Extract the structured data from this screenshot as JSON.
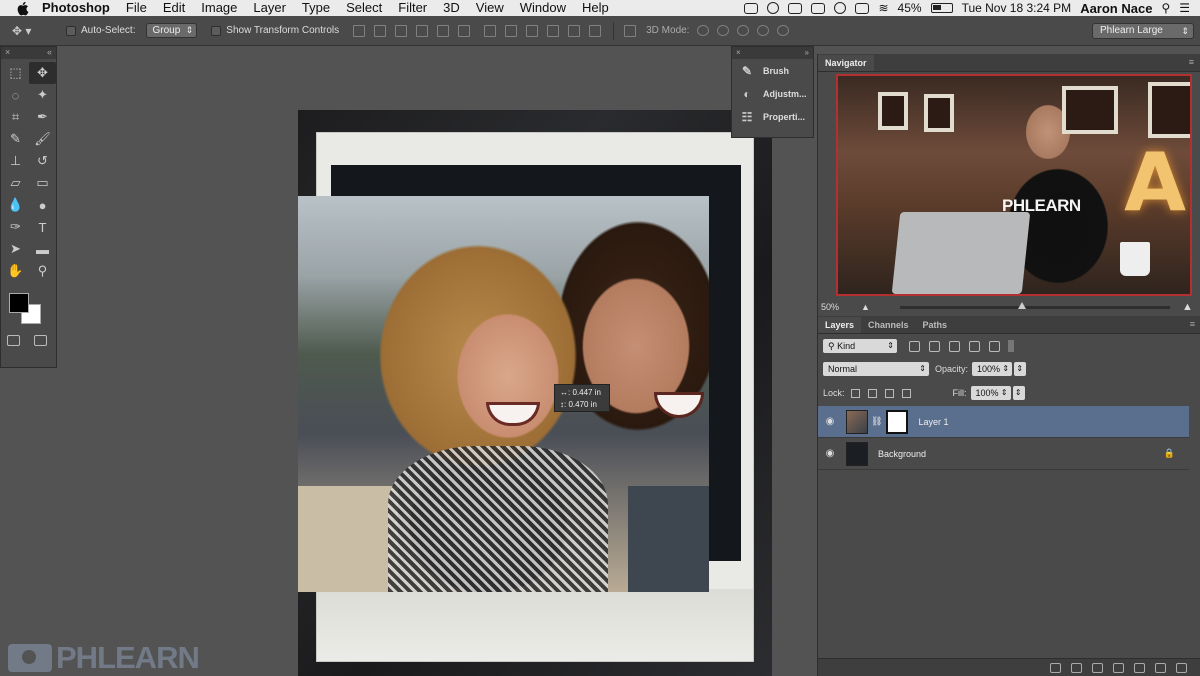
{
  "menubar": {
    "app_name": "Photoshop",
    "items": [
      "File",
      "Edit",
      "Image",
      "Layer",
      "Type",
      "Select",
      "Filter",
      "3D",
      "View",
      "Window",
      "Help"
    ],
    "battery": "45%",
    "clock": "Tue Nov 18  3:24 PM",
    "user": "Aaron Nace"
  },
  "options": {
    "auto_select_label": "Auto-Select:",
    "auto_select_value": "Group",
    "show_transform_label": "Show Transform Controls",
    "mode_3d_label": "3D Mode:",
    "workspace": "Phlearn Large"
  },
  "mini_panel": {
    "items": [
      {
        "label": "Brush",
        "icon": "brush-icon"
      },
      {
        "label": "Adjustm...",
        "icon": "adjustments-icon"
      },
      {
        "label": "Properti...",
        "icon": "properties-icon"
      }
    ]
  },
  "navigator": {
    "tab": "Navigator",
    "zoom": "50%",
    "preview_shirt_text": "PHLEARN",
    "preview_letter": "A"
  },
  "measure": {
    "width": "0.447 in",
    "height": "0.470 in"
  },
  "layers_panel": {
    "tabs": [
      "Layers",
      "Channels",
      "Paths"
    ],
    "filter_kind": "Kind",
    "blend_mode": "Normal",
    "opacity_label": "Opacity:",
    "opacity_value": "100%",
    "lock_label": "Lock:",
    "fill_label": "Fill:",
    "fill_value": "100%",
    "layers": [
      {
        "name": "Layer 1",
        "selected": true
      },
      {
        "name": "Background",
        "selected": false
      }
    ]
  },
  "watermark": "PHLEARN"
}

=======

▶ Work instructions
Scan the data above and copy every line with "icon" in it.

▶ Response area
        "icon": "brush-icon"
        "icon": "adjustments-icon"
        "icon": "properties-icon"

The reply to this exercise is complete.